== Segment start ==
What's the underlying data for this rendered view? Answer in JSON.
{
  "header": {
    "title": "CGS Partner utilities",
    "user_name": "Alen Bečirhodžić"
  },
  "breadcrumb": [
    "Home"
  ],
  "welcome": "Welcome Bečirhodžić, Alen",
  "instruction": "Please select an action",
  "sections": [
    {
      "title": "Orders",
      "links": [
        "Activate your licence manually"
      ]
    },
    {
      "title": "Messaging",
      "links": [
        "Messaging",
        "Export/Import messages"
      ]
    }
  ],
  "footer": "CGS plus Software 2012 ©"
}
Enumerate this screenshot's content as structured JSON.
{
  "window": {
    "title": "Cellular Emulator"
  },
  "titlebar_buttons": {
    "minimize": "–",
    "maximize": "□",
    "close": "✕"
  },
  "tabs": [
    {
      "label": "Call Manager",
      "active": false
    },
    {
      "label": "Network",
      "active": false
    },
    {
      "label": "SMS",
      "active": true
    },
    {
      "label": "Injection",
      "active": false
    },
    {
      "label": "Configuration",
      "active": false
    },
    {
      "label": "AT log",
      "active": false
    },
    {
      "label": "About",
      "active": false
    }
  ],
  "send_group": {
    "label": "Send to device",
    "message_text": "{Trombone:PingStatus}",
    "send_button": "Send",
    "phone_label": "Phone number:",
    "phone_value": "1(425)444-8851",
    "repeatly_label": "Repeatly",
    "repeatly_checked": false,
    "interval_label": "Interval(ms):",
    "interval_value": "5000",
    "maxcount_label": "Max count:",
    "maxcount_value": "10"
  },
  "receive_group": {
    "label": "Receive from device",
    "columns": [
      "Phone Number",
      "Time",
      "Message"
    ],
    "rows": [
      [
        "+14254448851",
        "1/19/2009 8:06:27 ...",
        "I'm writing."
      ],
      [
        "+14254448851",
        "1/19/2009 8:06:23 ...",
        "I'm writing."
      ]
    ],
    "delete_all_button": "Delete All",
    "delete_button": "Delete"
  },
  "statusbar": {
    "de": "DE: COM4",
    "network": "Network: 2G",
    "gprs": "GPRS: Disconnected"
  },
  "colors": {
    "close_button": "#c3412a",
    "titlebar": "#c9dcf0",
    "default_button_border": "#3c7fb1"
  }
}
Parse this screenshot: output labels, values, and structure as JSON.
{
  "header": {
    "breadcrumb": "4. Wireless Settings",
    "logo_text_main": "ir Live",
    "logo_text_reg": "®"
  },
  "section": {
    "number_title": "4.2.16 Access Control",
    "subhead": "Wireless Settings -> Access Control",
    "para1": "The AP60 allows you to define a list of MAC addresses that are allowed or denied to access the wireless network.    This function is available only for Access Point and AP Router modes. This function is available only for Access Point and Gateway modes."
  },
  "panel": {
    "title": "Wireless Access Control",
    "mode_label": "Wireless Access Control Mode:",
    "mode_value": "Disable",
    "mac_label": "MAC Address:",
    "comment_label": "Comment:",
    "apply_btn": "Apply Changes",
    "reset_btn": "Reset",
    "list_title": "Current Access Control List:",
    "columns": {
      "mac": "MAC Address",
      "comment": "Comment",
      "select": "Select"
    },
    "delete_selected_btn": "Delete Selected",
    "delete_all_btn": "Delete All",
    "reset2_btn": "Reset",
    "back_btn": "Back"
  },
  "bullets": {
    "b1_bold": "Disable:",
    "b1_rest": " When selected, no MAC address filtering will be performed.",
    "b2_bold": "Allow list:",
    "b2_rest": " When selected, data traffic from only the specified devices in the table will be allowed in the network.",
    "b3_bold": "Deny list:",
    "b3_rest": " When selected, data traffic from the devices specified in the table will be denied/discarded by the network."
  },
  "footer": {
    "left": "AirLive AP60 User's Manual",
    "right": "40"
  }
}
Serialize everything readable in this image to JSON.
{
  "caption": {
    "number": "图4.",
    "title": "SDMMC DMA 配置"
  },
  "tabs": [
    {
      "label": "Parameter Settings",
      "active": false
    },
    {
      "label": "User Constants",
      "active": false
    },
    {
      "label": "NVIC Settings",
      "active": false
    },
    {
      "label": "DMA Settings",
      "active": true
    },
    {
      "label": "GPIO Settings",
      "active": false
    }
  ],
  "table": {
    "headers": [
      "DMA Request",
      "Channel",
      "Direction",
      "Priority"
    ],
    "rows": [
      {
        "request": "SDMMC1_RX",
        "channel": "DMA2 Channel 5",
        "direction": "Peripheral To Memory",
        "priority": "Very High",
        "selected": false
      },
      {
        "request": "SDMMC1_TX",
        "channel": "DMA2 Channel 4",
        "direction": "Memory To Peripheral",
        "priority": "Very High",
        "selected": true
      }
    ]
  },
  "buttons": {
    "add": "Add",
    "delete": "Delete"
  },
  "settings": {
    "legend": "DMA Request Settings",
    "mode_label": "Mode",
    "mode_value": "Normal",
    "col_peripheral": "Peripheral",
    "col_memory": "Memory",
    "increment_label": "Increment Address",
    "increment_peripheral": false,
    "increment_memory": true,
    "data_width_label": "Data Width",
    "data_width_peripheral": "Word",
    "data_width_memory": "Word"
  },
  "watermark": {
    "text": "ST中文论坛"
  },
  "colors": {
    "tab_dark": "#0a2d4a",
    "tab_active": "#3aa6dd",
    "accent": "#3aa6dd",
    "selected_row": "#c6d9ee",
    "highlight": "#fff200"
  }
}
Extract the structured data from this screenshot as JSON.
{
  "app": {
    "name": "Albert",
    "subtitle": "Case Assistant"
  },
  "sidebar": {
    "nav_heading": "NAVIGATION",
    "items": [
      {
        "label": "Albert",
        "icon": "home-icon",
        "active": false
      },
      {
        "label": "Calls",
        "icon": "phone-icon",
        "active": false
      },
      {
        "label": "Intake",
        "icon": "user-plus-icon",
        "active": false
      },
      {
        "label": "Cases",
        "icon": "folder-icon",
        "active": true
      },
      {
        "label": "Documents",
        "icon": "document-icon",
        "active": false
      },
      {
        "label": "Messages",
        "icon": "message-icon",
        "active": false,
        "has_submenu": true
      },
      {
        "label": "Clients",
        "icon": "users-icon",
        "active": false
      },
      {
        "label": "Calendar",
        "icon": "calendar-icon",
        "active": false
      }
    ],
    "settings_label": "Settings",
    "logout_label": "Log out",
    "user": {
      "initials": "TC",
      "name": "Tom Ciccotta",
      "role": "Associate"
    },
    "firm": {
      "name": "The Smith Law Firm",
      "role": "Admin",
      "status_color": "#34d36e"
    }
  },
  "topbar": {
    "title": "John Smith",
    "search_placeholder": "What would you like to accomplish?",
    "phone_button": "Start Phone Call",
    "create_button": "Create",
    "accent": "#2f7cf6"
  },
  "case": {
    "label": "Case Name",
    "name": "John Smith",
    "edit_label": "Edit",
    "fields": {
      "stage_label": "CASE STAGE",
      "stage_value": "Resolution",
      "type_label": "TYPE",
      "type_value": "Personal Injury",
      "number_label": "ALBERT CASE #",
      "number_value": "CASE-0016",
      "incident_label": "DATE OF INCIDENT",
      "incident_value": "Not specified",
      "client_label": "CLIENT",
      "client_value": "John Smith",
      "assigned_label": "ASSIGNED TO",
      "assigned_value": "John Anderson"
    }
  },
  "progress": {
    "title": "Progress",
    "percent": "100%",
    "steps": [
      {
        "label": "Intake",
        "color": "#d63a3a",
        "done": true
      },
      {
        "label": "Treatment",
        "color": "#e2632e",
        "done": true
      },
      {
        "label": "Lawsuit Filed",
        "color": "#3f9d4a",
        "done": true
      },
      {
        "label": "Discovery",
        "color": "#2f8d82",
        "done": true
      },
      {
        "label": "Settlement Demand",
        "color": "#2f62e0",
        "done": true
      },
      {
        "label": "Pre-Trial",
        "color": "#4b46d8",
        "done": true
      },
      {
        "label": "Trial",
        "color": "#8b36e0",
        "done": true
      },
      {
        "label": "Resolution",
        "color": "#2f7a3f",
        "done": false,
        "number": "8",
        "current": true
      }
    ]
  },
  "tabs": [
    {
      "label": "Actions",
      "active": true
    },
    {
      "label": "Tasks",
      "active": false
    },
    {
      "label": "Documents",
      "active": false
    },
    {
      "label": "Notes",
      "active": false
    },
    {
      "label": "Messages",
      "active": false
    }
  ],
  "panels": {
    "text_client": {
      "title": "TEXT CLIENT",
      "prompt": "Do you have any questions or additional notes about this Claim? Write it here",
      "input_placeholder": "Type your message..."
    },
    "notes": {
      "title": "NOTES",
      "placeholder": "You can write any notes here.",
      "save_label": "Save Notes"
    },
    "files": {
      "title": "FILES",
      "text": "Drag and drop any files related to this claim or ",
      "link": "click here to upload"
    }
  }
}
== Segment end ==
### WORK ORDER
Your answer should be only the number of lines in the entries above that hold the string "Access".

### FINAL ANSWER
6